Background: The big southpaw generated a whole lot of interest during his final two years at the University of Hartford – not only for his massive potential as a front-of-the-rotation caliber arm but also for becoming the school’s most touted prospect since some guy named Jeff Bagwell, who was a fourth round pick of the Red Sox all the way back in 1989. The Angels made the left-hander the earliest pick in school history when they grabbed him with the 15th overall selection in the 2014 draft. But after just 150.0 innings in the organization, the Halos traded him along with Erick Aybar, and Chris Ellis in exchange for Andrelton Simmons and Jose Briceno. Atlanta sent Newcomb back to Class AA last season. And in 27 starts with Mississippi, the 6-foot-5, 255-pound hurler posted a solid, not great, 152-to-71 strikeout-to-walk ratio to go along with a 3.86 ERA and a 3.19 FIP.
Projection: Per the usual, here’s what I wrote about him before the 2014 draft:
“The good news: big bodied lefties with the rare ability to miss an above-average amount of bats are worth their weight in gold – literally. All of that by itself pushed Newcomb well up the draft charts but there are certainly more than a few red flags.
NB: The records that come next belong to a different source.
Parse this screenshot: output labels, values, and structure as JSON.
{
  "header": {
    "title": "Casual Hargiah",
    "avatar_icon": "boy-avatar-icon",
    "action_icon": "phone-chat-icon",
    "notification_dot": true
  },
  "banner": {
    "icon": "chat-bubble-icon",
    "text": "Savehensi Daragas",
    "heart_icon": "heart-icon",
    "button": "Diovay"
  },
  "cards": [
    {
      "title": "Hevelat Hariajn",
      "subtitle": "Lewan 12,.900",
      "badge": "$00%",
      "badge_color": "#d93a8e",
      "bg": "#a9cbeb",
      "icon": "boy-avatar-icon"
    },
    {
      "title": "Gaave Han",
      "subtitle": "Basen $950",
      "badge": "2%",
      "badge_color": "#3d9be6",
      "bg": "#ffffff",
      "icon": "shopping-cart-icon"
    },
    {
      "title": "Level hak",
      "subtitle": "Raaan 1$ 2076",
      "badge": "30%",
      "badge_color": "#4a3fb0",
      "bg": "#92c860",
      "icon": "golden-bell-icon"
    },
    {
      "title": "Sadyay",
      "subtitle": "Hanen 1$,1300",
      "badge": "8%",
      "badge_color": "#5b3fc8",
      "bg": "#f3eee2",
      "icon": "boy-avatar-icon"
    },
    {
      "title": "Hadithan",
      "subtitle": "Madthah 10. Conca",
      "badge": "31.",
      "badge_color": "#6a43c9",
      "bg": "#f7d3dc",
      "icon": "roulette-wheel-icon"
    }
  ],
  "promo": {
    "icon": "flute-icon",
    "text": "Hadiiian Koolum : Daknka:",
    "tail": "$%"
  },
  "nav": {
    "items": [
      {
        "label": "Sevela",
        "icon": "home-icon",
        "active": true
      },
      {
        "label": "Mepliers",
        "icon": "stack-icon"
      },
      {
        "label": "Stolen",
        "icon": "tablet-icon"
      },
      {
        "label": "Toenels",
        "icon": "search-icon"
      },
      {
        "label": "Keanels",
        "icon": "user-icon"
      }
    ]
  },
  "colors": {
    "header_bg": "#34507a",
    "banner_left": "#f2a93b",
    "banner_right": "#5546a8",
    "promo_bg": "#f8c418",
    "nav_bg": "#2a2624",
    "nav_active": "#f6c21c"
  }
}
First: The forearm injury in 2012. Was that really just an aberration or something more? And one of the key ‘signs’ – or terms – thrown around right before Tommy John surgery is a forearm injury. Obviously, it’s not nearly that serious for Newcomb – he’s thrown about 150 innings since – but it still has to be on teams’ radars.
Second: Level of competition. The Hartford player chosen highest in the draft prior to Newcomb’s impending first round status: Jeff Bagwell, fourth round. How is he going to handle competing against vastly superior players than he was [the previous three years]?
Third: Control. The control, even in his breakout season [last] year, is still below-average.
Fourth: Decline in strikeout rate. After averaging 11.5 K/9 [in 2013], Newcomb averaged 10.26 in 2014.
A bit of a first round wild card. The ceiling is certainly high, but so is the risk. A solid #2/#3-type arm, but, again, there’s risk. Think of a left-handed version of Allen Webster.
The control is still quite problematic. He walked 11.9% of the total batters he faced in the Southern League last year. And he’s now entering his age-24 season showing little to no progress with limiting free passes. Twenty years ago he would have been a couple more years to figure it out. But now in an era of specialized bullpen weaponry, I’d expect Newcomb to remain in a minor league rotation for about another year-and-a-half before the Braves tire of the walks and start transitioning him into a relief role.
Ceiling: 3.0-win player
MLB ETA: 2017/2018
Author’s note: A special hat tip the following websites for the use of the their statistics – fangraphs, baseballreference, baseballprospectus, statcorner, and ClayDavenport.com